Did you READ the marketing copy? Ask questions about the source of the mailing file? Learn the profile of the target audience? Determine the client's desired outcome from the mailing?

If not, you've done the client a disservice. Yes, they may appreciate the job you did, and they may be happy about the results. However, augmenting the mailing list with added data could have made the campaign a bigger success. Better results make clients happier and more likely to send you additional work.

What’s the Point?

Without learning more about the documents, your printing and mailing services are a commodity. You’re not adding value to the project, and the work is vulnerable to competitors willing to do the job at a lower cost. Who wants to be in that kind of business?

As print and mail professionals, we usually focus on aspects necessary to do the job:

  • Data file configuration
  • Materials inventory
  • Deadlines
  • Physical characteristics of envelopes and inserts
  • Address block location

During my career in the service provider business, I know I sometimes ignored the actual content we were mailing on behalf of our clients. The content was someone else’s responsibility. If there was an error in the text or the campaign had a low response, it wasn’t our fault.

I’m not suggesting print and mail service providers edit client-supplied content. However, you could leave money on the table by not looking at print and mail projects from a wider perspective. Sometimes, just stepping back and thinking about the “why” part of a mailing instead of focusing on only the “what” parts can pay off.

Here’s an example:

A Little Enhancement Can Make a Big Difference

Suppose the text of a marketing piece is encouraging consumers to visit the marketer’s nearest retail location to redeem an enclosed discount coupon. The coupons are all identical. The object of the project is getting more people into the stores.

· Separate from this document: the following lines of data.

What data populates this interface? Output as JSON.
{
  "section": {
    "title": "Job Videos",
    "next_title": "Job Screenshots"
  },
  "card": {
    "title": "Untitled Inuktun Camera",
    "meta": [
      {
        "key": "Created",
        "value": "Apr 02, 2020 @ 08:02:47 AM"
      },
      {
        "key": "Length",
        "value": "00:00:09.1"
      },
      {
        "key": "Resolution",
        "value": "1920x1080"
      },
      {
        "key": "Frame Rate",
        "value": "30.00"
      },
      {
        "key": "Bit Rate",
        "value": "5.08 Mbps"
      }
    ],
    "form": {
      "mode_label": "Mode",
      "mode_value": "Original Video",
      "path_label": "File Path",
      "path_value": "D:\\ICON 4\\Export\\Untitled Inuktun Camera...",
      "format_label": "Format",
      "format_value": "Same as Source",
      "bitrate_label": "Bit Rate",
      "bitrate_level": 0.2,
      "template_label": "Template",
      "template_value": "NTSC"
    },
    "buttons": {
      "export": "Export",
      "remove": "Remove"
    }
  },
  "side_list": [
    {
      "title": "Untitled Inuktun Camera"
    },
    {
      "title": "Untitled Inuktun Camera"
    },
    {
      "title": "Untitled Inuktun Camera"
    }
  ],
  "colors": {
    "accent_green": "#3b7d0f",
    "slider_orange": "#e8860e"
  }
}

OK, fine. But what if you asked the client how far their customers will drive to visit one of their stores? Armed with this information, you can add location data to the file and determine each prospect’s distance to their nearest store. Filter out the prospects unlikely to make the trip. Alternatively, suggest offering a greater incentive in the form of more valuable coupons for prospects living beyond the distance limits.

Your clients will appreciate your efforts to reduce the cost of marketing to lost causes. Their campaigns will produce a better return on investment, and they’ll see your organization as a partner that can help them achieve their goals rather than just another print and mail vendor. Your chances of doing more business with the client will have increased.

Getting Paid

I know what you’re thinking. You get paid on volume. Fewer mail pieces means less revenue. But anytime you add value, you can get paid. Charge the customer the same amount. Just add line items for geocoding and segmented offers to your invoice to make up for the shortage in useless mail pieces you’d planned on producing.

The client won’t complain. They’d already budgeted for the project based on your volume-based pricing. Your contributions will improve the effectiveness of the campaign and make your clients look good. Isn’t that a better result than simply following orders?

Enhanced data can come in many forms. Instead of geocoding, some projects might call for better personalization, which can require data clean-up on items like consumer names and titles. Or perhaps you can match customer-supplied data to other data sources and add information like dwelling type, age, or estimated income. You can then use these data points for segmentation, suppression, or personalization.

After working for over 20 years in the service provider business, I’ve changed my mind about how companies in this industry ought to be positioned. Rather than their traditional approaches centered on the mechanics of mailed communications, print and mail service providers should think of themselves as data companies that are experts in getting the best results from the print they produce. Helping your customers make their mail more effective will always be in demand.

Mike Porter at Print/Mail Consultants works with in plant operations and print/mail service providers to prepare them for the challenges and opportunities of the future. Connect with Mike directly at, ,follow @PMCmike on Twitter, or send a connection request on LinkedIn.